Campus Climate Survey Gives Details on Student Experiences


Sarah Dematteis, Staff Writer

Early last semester, the University of New Haven conducted a series of campus climate surveys as a part of an initiative to improve the campus’s diversity and inclusion.

“I feel very strongly that diversity and inclusion are critical in making us a stronger and more effective community,” said University President Steven Kaplan. “At the University of New Haven, we strive to embrace and celebrate the many differences that exist among students, faculty and staff.”

Two separate surveys were sent out, a version for students and another version for faculty/staff. As explained in Kaplan’s response to the results, each survey was broken down into three different question types.

The student version, which had 427 respondents, touched on questions that pertained to awareness of exclusionary, intimidating, offensive and/or hostile environments, perceptions of campus climate, and leadership and campus diversity initiatives.

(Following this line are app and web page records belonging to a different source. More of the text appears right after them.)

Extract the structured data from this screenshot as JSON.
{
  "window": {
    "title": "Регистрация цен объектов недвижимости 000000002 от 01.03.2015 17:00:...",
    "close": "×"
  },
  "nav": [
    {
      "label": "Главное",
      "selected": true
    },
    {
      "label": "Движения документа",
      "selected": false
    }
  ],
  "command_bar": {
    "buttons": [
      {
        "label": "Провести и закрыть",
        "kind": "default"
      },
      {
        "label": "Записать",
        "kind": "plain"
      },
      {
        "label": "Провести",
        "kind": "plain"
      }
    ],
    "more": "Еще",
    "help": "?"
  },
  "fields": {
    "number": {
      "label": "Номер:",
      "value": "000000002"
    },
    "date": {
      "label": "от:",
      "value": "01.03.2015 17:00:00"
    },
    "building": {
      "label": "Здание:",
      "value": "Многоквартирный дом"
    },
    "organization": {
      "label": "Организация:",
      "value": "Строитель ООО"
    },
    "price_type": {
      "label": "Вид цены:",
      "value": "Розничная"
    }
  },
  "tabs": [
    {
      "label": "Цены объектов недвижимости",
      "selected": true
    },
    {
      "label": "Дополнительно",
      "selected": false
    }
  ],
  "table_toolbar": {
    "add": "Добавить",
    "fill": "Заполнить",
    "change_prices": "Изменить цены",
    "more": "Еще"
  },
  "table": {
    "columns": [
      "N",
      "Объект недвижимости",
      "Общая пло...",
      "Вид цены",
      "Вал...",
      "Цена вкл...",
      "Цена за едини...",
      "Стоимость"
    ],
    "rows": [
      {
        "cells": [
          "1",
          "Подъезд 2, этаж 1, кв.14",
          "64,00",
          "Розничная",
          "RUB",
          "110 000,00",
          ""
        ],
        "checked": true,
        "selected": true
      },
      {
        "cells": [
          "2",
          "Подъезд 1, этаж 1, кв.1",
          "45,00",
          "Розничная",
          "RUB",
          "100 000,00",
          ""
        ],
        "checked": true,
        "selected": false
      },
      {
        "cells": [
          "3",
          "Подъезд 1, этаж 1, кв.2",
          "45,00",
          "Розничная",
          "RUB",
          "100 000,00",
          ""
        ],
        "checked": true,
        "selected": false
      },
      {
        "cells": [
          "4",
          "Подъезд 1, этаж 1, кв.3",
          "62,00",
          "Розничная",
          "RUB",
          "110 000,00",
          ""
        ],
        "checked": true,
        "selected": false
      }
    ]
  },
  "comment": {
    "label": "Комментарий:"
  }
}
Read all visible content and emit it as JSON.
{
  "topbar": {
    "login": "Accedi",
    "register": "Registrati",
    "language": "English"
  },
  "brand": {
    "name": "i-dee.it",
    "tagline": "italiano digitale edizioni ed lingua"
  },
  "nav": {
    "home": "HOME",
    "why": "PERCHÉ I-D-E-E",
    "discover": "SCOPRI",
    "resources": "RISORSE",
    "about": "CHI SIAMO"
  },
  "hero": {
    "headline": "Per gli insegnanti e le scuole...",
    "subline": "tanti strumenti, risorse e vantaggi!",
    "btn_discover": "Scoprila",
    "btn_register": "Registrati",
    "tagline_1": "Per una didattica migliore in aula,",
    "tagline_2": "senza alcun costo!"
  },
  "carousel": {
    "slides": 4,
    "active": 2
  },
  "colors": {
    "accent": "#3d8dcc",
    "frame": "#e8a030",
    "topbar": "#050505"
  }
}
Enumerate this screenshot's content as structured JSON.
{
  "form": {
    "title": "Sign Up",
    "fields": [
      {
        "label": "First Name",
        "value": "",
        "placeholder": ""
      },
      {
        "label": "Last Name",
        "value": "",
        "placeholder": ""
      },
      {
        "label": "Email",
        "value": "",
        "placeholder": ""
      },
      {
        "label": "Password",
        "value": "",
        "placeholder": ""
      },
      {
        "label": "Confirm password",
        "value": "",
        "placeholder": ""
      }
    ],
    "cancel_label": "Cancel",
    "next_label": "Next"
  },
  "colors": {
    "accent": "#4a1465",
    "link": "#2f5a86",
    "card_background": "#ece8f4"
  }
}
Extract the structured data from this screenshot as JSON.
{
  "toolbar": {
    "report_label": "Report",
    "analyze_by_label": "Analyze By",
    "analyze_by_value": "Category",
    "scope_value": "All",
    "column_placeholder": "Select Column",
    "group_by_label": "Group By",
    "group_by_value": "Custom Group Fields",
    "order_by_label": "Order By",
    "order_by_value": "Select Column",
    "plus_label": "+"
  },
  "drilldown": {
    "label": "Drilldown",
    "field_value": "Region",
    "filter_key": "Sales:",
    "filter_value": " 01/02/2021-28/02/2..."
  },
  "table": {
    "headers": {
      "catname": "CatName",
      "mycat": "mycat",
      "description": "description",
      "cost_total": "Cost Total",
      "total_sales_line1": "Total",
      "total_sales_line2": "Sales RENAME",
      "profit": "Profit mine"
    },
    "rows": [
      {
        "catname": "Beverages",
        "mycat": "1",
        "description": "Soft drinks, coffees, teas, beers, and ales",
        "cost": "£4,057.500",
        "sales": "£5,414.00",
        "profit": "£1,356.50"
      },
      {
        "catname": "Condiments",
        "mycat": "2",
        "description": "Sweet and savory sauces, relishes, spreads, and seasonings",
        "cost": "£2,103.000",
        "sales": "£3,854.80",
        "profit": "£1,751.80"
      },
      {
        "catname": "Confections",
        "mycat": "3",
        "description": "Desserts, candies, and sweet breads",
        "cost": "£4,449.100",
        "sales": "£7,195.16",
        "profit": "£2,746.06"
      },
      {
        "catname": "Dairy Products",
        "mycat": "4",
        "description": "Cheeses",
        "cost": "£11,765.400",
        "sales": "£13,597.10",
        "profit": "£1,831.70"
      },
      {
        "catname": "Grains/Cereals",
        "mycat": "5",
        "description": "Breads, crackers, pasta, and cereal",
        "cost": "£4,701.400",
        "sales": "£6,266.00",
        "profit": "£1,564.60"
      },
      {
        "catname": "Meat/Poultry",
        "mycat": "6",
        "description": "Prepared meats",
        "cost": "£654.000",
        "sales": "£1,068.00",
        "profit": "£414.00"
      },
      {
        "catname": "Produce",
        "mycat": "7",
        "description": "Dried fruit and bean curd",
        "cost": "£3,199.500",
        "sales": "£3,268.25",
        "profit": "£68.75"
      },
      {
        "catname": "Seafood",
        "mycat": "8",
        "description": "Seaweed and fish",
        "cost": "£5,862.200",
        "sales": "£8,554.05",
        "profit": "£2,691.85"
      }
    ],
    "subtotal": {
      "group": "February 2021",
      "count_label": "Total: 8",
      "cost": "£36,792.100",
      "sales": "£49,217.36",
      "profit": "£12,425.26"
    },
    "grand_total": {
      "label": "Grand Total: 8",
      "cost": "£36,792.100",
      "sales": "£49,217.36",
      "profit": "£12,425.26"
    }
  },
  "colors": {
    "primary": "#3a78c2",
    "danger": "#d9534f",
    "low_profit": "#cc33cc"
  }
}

They were aimed at gathering more detail on “the frequency, type, and location of exclusionary/intimidating/offensive behaviors” and gaining a better picture of the overall campus climate and diversity and inclusion initiatives, as per Kaplan’s response.

While 60 percent of the 138 respondents have personally experienced exclusionary, intimidating, or offensive behavior that was based on ethnicity/race, 52.44 percent of respondents agreed that their complaint was taken seriously when the incident was reported.

“It is critical that we continue to assess these efforts and use the data to continuously improve our practices, policies, and programs throughout the university,” said Kaplan.

The version sent to faculty and staff, which had 85 respondents, focused on management in terms of diversity and inclusion, culture which was centered around norms and beliefs, and policies, practices, and procedures.

Eighty-five percent of respondents agree that management has a clear understanding of what diversity and inclusion means here at the University of New Haven and 40 percent of respondents feel that the management has set a positive example for the university in terms of inclusion.

The data collected from both surveys show positive and negative aspects of diversity and inclusion at the university. While the school has come a long way to make the campus an environment that fosters inclusivity and the acceptance of all, there is always more that can be done.

Based on the data, exclusionary behavior does still occur at the University of New Haven, but it is recognized that the school is making more of an effort to handle the situations as efficiently as possible.

“While we have made progress over the past several years, I believe we must continue and, in many cases, increase our efforts to ensure that the University of New Haven is a welcoming environment for all constituents,” said Kaplan.  

The raw data for both the student and faculty/staff surveys can be accessed on myCharger through Jan. 31, 2018.